ARTICLE_DETAIL

Adaptive Cruise Control

2/24/2012
Traditional cruise control-first offered in the United States on 1958 Chrysler models-certainly comes in handy on long drives. But cruise control has one drawback: it relies on the driver to judge the "closing" distance between their vehicle and the one in front. As automotive technology continues to evolve, traditional cruise control is gradually being replaced by adaptive cruise control (ACC).

What is adaptive cruise control?
Adaptive cruise control-a more technologically advanced version of the traditional cruise control system-allows drivers to maintain a pre-set speed while the system automatically monitors the traffic patterns and adjusts the "closing" distance by using the throttle and the brakes to maintain a pre-set distance behind the vehicle ahead. Unlike traditional cruise control systems that are only linked to the throttle for limited acceleration capabilities, adaptive cruise control "reads" traffic conditions and modulates the throttle and the brakes to keep the vehicle a safe distance from the vehicle in front of it. The earliest versions of adaptive cruise control were designed exclusively for driving at higher speeds and did not work at speeds below 20 miles per hour or in stop-and-go situations.

How does ACC work?
When the driver activates the ACC system, a microwave radar unit, a light-based unit (called lidar, which is located on the front of the vehicle), or cameras mounted on the front of the vehicle begin to scan for other vehicles or objects within a distance of nearly 500 feet in front of the vehicle.

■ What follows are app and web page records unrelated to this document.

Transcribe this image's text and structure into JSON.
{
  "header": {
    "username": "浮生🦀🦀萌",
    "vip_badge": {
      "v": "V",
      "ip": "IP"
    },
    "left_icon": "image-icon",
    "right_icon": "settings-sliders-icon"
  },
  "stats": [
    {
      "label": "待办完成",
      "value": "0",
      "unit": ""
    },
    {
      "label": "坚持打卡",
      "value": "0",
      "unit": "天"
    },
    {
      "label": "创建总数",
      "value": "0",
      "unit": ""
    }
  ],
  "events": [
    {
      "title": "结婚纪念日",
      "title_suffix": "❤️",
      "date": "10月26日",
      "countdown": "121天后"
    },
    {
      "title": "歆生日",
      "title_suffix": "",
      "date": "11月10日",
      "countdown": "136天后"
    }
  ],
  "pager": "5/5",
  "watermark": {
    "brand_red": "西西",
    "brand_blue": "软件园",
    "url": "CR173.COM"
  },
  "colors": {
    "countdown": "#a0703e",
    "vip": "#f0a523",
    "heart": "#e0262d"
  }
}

When the system senses a vehicle or object, it calculates the distance and relative speed and the onboard computer then automatically sends a message to apply the brakes to maintain a pre-programmed distance behind it. When the traffic has cleared or the object has moved, the system will accelerate the vehicle back to the previously set speed. Like traditional cruise control, an adaptive cruise control system is cancelled when the driver applies the brakes.

Unlike human operators, whose vision can be compromised in fog or rain, adaptive cruise control is not affected by weather conditions, which adds value as an active safety feature designed to help drivers avoid accidents during inclement weather.

ACC can help reduce rear-end collisions and traffic congestion
Rear-end collisions are the logical starting point for accident prevention, as they are the most common type of crash. Of the nearly 6.2 million police-reported collisions in 2005, 29.6 percent were rear-end collisions, according to the National Highway Traffic Safety Administration (NHTSA, www.nhtsa.gov). An ACC system can help reduce the likelihood of a collision with the vehicle in front, since the system can apply the brakes more quickly than a driver can react. But even if the adaptive cruise control system applies the brakes, the driver must take over, as most current systems will only slow the vehicle down, not bring it to a stop. However, there are several ACC systems on the market that will bring a vehicle to a complete stop in traffic, and then accelerate back to cruising speed as traffic lanes open.

Some drivers have a tendency to slam on their brakes and use heavy throttle in traffic. Many new vehicles have an advanced version of ACC that operates in stop-and-go traffic and can help alleviate this problem, as ACC systems have been proven to modulate brakes and throttle much smoother than most drivers could, thus nearly eliminating this congestion-forming phenomenon.

Who needs adaptive cruise control?
In simplest terms, ACC is a highly evolved version of cruise control with the added benefit of several safety features not found on standard systems. The technology comes at a cost, typically more than $1,500 on most new vehicles. At the moment, the pricing barrier has limited the system to high-end luxury vehicles, keeping it out of the hands of many drivers. As the cost of the technology drops and the system is standardized, ACC will be available in many more models.

Combining features
The latest development in adaptive cruise control is pre-emptive safety systems, which use the system in conjunction with other sensors to monitor the objects in the vehicle's path and continuously judge the possibility of a collision. These systems provide visual and/or audible warnings to the driver and can tighten the seat belts and ready the air bags in preparation for a possible collision. Pre-emptive safety systems that bring the vehicle to a near or full stop are just becoming available in the U.S. for the 2007 model year, but only for a handful of luxury brands. Some automakers combine adaptive cruise control with other safety features, such as lane-departure warning systems and blind-spot detection, to reduce the likelihood of a collision.

In development
The next generation of pre-emptive safety systems is already being developed, though they are not likely to go into production in this country until at least the 2008 model year. These systems will add a camera that can differentiate between moving objects and stationary items. By the end of the decade, pre-emptive safety systems will also monitor the driver and, based on his or her alertness, tailor its warning responses-for example, by warning sooner if the system sees the driver doesn't have his eyes on the road. As a result, vehicles will become "smarter," with the ability to recognize potential dangers before an accident occurs.